Another cool thing about Elijah .300 Blackout AR pistol is that you can run it suppressed. Elijah wanted this gun to also be more quiet than the regular AR pistol. Because this gun don’t have to have enough pressure to cycle the action you can load subsonic in any weight that you want. The result is that it is very quiet when suppressed.
Another piece to eliminating the action noise while trimming weight and parts, this AR frame uses a hybrid polymer lower and upper (with metal inserts) and is manually-operated.
Without the need for a Bolt Carrier Group he says he uses one that is basically cut in half and drilled and tapped for the left-side charging handle. At the same time, he still has all of the modularity of a standard AR when it comes to triggers, parts, magazines, etc.
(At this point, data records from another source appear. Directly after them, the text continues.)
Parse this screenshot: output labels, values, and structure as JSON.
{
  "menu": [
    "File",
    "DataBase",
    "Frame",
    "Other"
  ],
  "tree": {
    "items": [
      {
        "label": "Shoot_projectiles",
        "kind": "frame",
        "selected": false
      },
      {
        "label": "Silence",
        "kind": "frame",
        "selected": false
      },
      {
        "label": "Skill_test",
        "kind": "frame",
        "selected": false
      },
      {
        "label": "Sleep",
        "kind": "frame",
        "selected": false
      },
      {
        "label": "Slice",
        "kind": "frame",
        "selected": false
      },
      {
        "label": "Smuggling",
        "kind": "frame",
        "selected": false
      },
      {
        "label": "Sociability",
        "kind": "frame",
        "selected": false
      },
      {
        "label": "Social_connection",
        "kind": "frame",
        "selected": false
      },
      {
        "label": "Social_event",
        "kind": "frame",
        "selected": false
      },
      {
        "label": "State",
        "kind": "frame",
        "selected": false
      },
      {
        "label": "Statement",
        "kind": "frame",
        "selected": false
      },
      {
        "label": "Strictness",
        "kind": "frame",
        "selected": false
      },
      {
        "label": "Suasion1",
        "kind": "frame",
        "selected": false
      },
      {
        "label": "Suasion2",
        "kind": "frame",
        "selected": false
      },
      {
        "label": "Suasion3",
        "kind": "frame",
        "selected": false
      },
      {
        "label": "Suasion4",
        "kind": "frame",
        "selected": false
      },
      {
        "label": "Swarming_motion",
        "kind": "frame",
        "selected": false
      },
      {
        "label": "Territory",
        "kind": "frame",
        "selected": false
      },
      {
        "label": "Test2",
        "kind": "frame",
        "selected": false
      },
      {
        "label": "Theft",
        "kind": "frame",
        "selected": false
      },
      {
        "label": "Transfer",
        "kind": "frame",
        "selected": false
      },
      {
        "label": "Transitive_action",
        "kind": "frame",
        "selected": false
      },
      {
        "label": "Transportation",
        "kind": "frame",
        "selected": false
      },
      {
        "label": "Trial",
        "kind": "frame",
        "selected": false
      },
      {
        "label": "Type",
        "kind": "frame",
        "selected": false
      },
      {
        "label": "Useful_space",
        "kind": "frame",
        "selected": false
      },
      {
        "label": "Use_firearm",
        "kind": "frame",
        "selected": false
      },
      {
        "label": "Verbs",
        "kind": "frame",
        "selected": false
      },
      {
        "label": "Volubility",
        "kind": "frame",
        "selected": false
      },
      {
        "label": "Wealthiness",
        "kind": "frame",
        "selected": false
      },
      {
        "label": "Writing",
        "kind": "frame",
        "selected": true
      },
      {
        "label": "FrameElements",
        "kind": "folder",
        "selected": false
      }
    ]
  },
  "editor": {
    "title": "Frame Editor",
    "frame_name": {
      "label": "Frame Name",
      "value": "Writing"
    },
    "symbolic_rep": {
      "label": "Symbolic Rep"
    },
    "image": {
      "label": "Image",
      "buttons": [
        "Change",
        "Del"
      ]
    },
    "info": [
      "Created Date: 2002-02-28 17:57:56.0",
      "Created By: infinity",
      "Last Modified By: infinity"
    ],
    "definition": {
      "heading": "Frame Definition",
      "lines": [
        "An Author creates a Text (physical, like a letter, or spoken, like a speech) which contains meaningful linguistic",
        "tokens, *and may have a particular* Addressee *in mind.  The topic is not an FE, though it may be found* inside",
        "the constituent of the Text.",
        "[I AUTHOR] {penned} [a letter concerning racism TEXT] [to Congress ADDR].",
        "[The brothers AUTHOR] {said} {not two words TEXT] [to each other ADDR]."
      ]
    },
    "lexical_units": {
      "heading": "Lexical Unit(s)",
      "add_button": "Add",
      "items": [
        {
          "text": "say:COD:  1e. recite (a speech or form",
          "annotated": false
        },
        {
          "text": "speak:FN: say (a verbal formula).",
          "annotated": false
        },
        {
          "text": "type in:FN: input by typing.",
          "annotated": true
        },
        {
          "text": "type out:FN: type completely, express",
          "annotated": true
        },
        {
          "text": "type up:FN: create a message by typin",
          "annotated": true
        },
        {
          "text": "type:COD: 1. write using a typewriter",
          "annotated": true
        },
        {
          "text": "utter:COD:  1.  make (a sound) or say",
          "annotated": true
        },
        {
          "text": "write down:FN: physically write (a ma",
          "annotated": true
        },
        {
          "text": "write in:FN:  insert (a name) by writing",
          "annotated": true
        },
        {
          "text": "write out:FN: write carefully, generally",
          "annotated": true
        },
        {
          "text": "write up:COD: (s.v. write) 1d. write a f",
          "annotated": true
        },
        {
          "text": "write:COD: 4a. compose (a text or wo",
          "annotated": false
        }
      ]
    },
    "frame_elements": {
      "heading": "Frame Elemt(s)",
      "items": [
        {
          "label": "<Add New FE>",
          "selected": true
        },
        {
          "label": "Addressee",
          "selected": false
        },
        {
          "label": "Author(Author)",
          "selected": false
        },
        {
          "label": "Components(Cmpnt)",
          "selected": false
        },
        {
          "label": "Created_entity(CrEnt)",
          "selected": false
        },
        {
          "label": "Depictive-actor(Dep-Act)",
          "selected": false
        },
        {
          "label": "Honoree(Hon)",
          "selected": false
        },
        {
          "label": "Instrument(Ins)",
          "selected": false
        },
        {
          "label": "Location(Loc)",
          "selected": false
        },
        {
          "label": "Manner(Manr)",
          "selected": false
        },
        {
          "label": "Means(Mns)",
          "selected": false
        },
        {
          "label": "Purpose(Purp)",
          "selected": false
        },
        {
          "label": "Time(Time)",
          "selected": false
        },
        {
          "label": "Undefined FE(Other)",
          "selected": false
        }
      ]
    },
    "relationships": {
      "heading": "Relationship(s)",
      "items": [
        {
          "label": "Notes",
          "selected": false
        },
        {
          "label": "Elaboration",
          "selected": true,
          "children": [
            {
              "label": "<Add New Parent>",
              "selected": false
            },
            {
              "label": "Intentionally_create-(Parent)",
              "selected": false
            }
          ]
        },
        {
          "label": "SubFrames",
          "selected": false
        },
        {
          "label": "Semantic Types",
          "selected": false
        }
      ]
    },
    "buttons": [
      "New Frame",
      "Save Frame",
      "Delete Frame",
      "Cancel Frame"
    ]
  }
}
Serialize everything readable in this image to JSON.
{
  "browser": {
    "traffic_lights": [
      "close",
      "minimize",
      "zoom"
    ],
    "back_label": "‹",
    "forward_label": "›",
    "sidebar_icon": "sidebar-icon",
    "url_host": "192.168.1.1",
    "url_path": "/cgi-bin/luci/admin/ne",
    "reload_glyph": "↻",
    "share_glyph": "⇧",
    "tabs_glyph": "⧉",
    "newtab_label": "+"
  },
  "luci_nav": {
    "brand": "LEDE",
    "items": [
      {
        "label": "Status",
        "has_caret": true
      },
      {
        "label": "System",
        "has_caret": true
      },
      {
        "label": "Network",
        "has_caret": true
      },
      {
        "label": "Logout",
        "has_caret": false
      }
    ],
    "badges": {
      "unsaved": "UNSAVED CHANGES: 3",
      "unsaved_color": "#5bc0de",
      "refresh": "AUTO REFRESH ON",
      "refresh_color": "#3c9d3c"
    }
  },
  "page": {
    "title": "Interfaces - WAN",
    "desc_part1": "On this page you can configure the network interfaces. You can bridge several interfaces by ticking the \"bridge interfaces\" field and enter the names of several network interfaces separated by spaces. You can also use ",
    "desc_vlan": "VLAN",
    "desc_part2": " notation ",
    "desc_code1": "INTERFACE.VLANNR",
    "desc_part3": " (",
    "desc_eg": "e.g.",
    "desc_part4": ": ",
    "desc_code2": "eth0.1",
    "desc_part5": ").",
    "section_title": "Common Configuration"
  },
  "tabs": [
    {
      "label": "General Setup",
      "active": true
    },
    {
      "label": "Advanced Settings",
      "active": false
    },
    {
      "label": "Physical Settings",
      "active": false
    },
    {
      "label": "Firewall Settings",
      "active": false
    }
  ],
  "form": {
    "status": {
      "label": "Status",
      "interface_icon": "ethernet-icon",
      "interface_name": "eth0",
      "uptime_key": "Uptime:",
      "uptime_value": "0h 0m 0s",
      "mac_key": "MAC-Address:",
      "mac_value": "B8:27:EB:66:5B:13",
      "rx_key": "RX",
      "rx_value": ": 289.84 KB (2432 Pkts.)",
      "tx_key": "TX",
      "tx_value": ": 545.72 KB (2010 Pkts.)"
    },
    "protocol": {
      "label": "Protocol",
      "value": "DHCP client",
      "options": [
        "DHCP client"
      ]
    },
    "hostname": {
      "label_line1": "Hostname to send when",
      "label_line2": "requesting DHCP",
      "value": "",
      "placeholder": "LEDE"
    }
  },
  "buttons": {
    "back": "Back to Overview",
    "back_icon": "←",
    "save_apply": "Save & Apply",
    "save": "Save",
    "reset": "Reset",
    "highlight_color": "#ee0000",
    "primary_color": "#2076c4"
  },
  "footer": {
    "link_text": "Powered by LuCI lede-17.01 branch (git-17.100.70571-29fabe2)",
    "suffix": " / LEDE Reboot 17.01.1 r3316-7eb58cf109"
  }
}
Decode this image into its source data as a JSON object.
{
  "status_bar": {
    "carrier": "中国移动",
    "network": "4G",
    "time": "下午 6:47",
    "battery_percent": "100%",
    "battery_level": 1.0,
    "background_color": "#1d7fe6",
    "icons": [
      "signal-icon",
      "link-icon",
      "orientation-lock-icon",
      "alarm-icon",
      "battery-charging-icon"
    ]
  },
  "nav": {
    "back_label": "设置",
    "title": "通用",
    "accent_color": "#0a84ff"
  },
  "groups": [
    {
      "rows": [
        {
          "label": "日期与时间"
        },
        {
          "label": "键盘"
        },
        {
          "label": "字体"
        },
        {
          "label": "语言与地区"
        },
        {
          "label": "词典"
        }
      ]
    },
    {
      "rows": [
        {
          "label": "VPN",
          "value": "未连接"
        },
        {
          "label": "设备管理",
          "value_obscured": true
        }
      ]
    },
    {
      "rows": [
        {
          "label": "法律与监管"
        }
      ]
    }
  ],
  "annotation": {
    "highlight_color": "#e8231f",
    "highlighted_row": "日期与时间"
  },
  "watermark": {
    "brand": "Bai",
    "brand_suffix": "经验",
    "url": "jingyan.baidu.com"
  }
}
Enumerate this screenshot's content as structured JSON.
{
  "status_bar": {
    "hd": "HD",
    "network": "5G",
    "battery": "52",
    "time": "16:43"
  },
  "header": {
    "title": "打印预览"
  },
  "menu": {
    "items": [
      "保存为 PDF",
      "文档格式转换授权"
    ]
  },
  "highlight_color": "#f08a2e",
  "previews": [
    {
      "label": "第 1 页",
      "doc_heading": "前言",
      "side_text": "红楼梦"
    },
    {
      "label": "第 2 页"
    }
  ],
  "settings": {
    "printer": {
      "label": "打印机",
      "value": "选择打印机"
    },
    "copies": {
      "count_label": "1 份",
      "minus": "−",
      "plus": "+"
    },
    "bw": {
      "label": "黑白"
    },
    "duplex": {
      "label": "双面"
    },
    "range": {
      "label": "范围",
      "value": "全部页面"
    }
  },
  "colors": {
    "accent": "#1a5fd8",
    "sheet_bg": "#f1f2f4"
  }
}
This Blackout can hold a 10 round, 20 round magazine. Not sure if it comes with a 30, but probably. You all can correct us on that.
The Solo cost Duray about a few hundred dollars to make and he can use hand loads with bullets from 60-grains up to 265 with a very subtle sound signature when fitted with a screw-on can and minimal recoil. This gun looks like a fit for plinking, varmint hunting and loads of other fun with a suppressor.
With the proliferation of AR15s and STANAG-compatible rifles, many of us end up having to keep numerous incompatible magazines on hand. For example, 6.8mm SPC and 338 Spectre require one type, 223 Remington, 300 Blackout and 458 SOCOM another, 7.62×39 a third. Keeping them straight for a range trip is half the problem. Changing over chest rig pouches from mostly straight 223 to curved 7.62×39 is more annoying. And the cost of getting numerous magazines for every caliber isn’t trivial, either. The Unimag by Ross and Zheng Engineering solves this problem by using a stainless-steel body shaped much like a regular GI magazine and a clever articulated follower that automatically adjusts to the shape of the cartridge column. It worked well for me in a variety of AR15s, ARAK21, TAR21, RDB, MAD556 (a roller-lock rifle with very fast cycle). The magazine body is treated with slick anti-corrosive finish on the inside and with textured finish on the outside. This design should be of a special interest to 458 SOCOM users, as it holds a dozen large-bore rounds instead of the usual ten that fit in a conventional GI magazine.
Unimag magazine capacity
5.45×39 Russian – 29
6.8 SPC/338 Spectre – 26
7.62×39 Russian – 25
6.5 Grendel – 24
458 SOCOM – 12
223 Remington, 300 Blackout – 30
The Ross and Zheng Engineering, or RZE UNIMAG. Multiple calibers, one magazine.